3 mins read 09 Feb 2020

Macquarie University astrophysicist leads design of exoplanet-hunting instrument.

Macquarie University astrophysicist leads design of new exoplanet-hunting instrument with aims to detect Earth-sized planets orbiting nearby stars.

Macquarie University astrophysicist leads design of new exoplanet hunting instrument with aims to detect Earth-sized planets orbiting nearby stars.
Astronomers making adjustments to the spectrograph. Credit: Macquarie University.

A new exoplanet-hunting instrument is set to measure the movement of nearby stars three times better than any previous generation of high tech-instrumentation, enabling astronomers to detect small shifts in the orbit of stars – indicating there might be a planet in the system.

The instrument, whose design was led by Macquarie University astrophysicist Dr. Christian Schwab will be able to detect exoplanets the size of Earth, learning about their mass and classification (that is, are they Earth-like or more like the gas giants of our solar system).

Schwab’s new instrument, an extreme precision radial velocity spectrometer, is currently collecting starlight on the 3.5m WIYN telescope in Kitt Peak National Observatory, in Arizona.

Situated on Tohono O'odham Nation land in the Arizona-Sonoran Desert, Schwab's exoplanet-hunting spectrograph NEID – the name means ‘to see’ in the Tohono O'odham language, and it’s also an approximate acronym for NN-EXPLORE Exoplanet Investigations with Doppler spectroscopy.

“The optical design for this spectrograph was challenging, as we wanted to achieve practically perfect image quality over a very broad range of wavelengths, spanning from the ultraviolet to the near-infrared part of the spectrum,” said Dr. Schwab.

“At the same time, the optics, with 300mm diameter lenses and a very heavy, custom prism, had to be built on a fast timeline. We came up with a novel design that delivers excellent images with fewer lenses, which makes it easier to stabilise it to the extreme degree required by the tiny exoplanet signals,” he said.

An exoplanet can be described as any planet that is orbiting a star outside our solar system. Confirmation of the first exoplanet came in 1992 and followed by confirmation of an earlier exoplanet found in archival data from 1988. Since then, a number of dedicated Earth and space-based observatories have been hunting them, with 4,173 now confirmed across 3,096 different systems. 678 of these systems contain more than one planet, much like our own solar system which has eight.
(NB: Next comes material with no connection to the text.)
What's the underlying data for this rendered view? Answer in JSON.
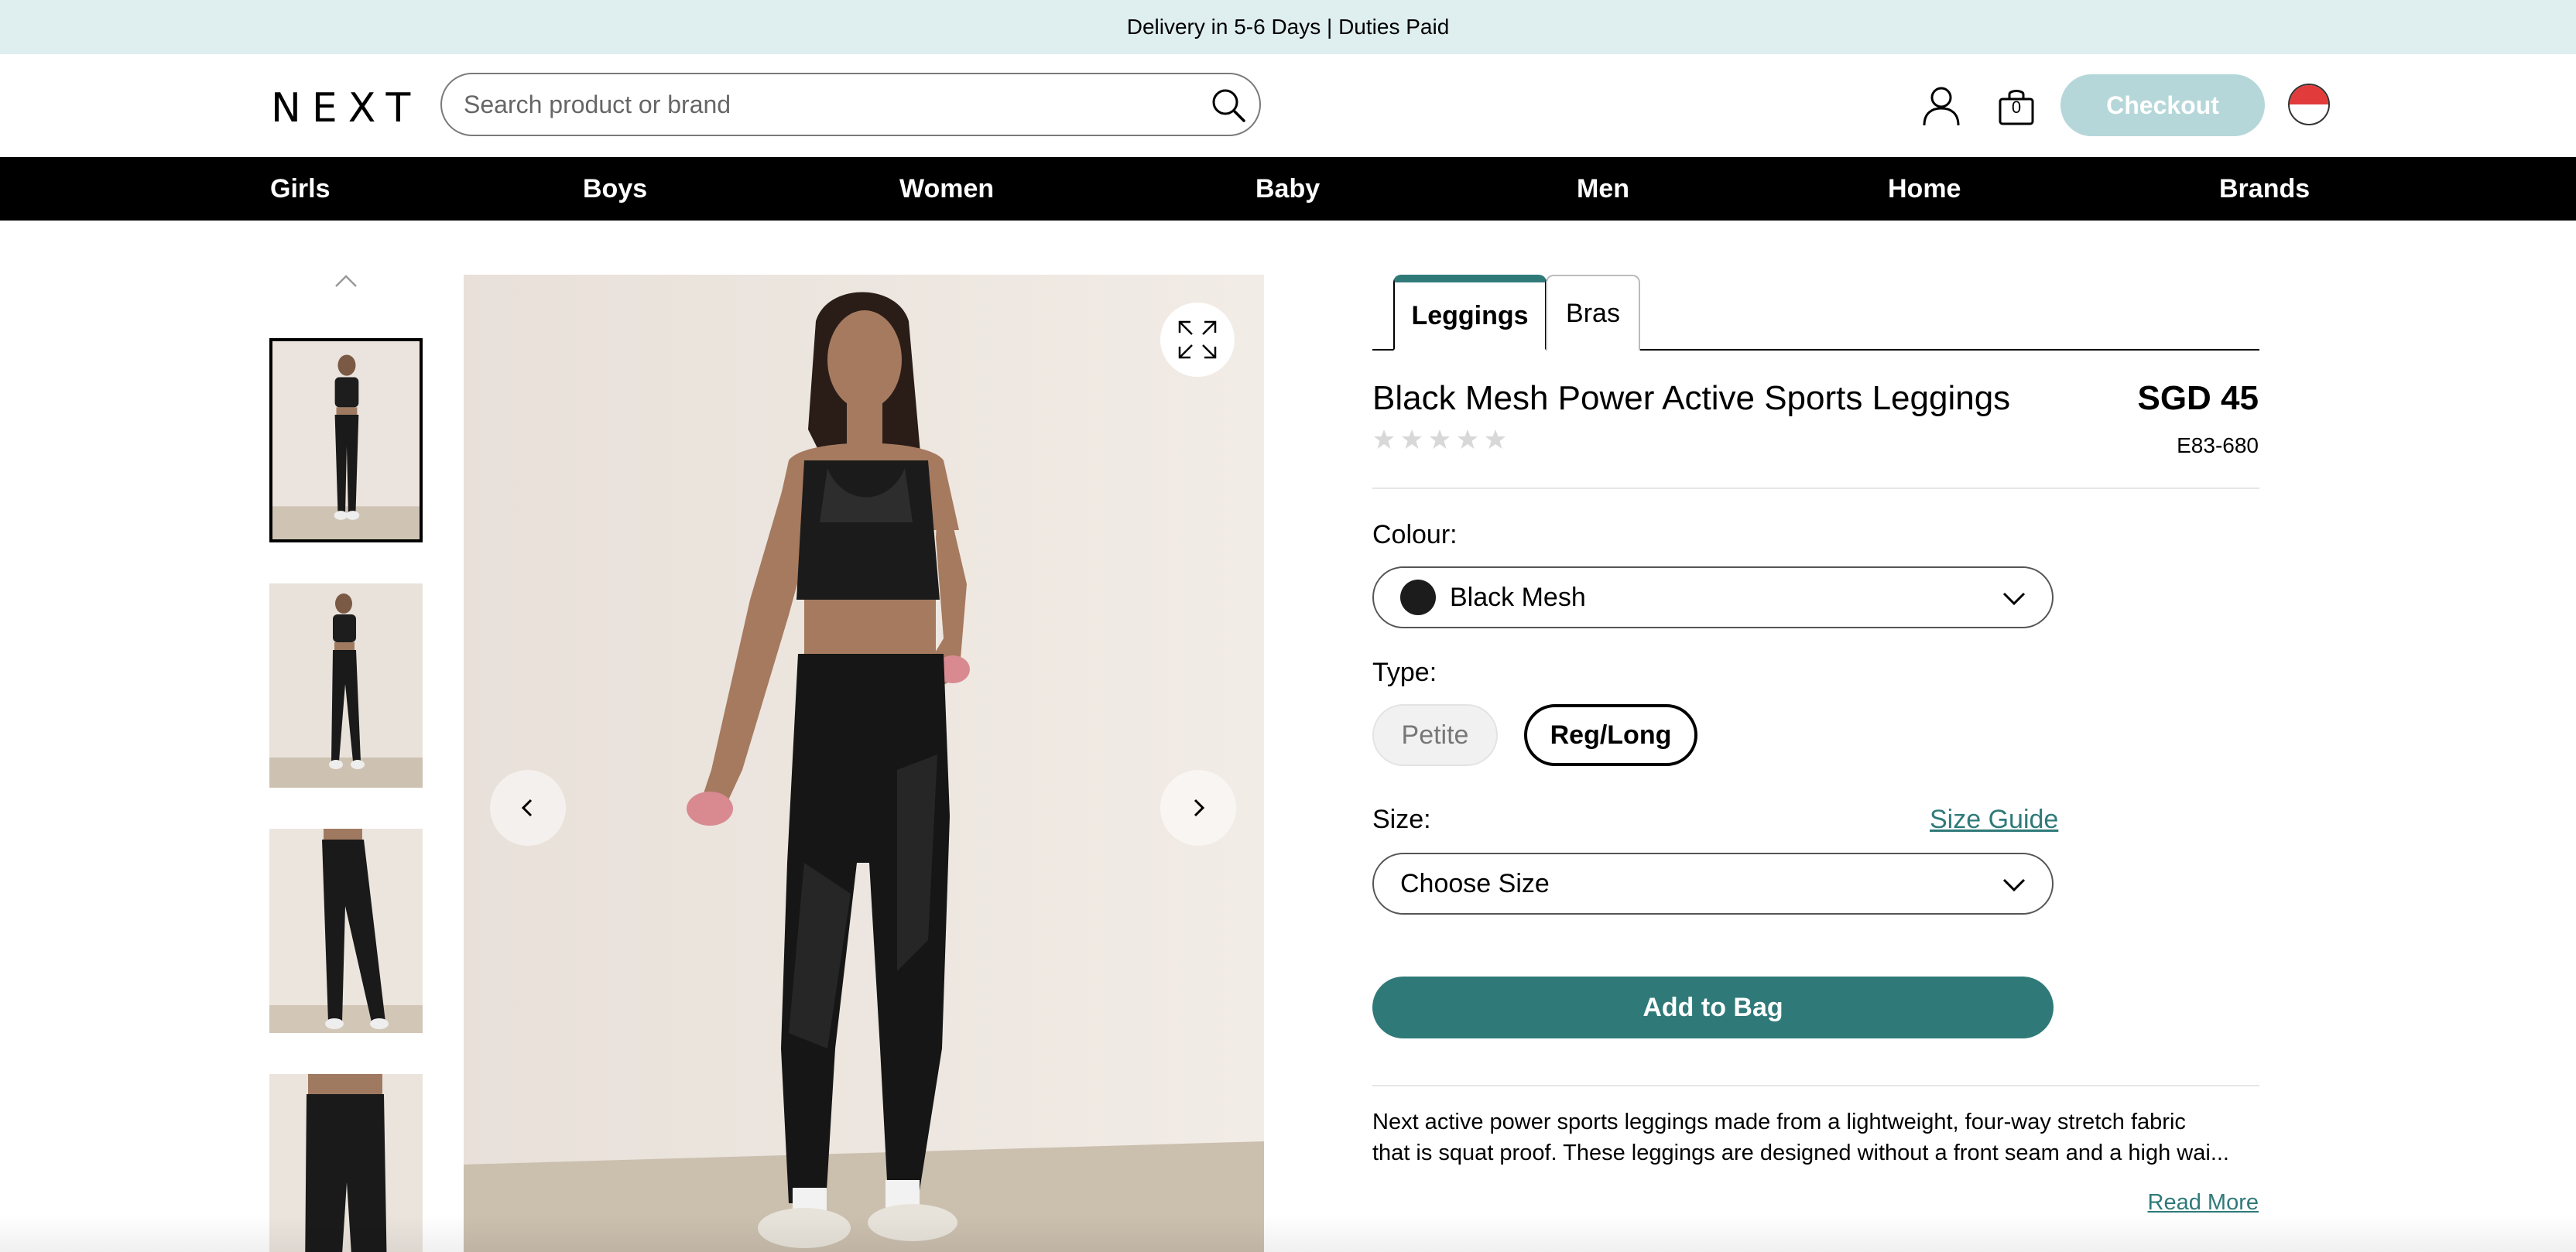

The hope is to collaborate and work with other based exoplanet-hunting instruments, both on Earth (such as Minerva South) or observatories orbiting in space, such as the Transiting Exoplanet Survey Satellite (TESS).

“When we combine future NEID observations with data from spacecraft, things will really get interesting, and we will be able to learn what planets are made of,” says NEID Project Scientist Jason Wright. “We will know the planet’s density, which is a clue to understanding how much of an atmosphere the planet has; is it gaseous like Saturn, an ice giant like Neptune, rocky like Earth, or something in between — a super-Earth or sub-Neptune?”

To keep the instrument performing well over its 5-year expected life-cycle, scientists will ensure that its temperature remains stable to within a thousandth of a degree, within a purpose-built thermal enclosure that encases it.

NEID’s precision radial velocity spectrometer and instrumentation are expected to be made widely available to the scientific community.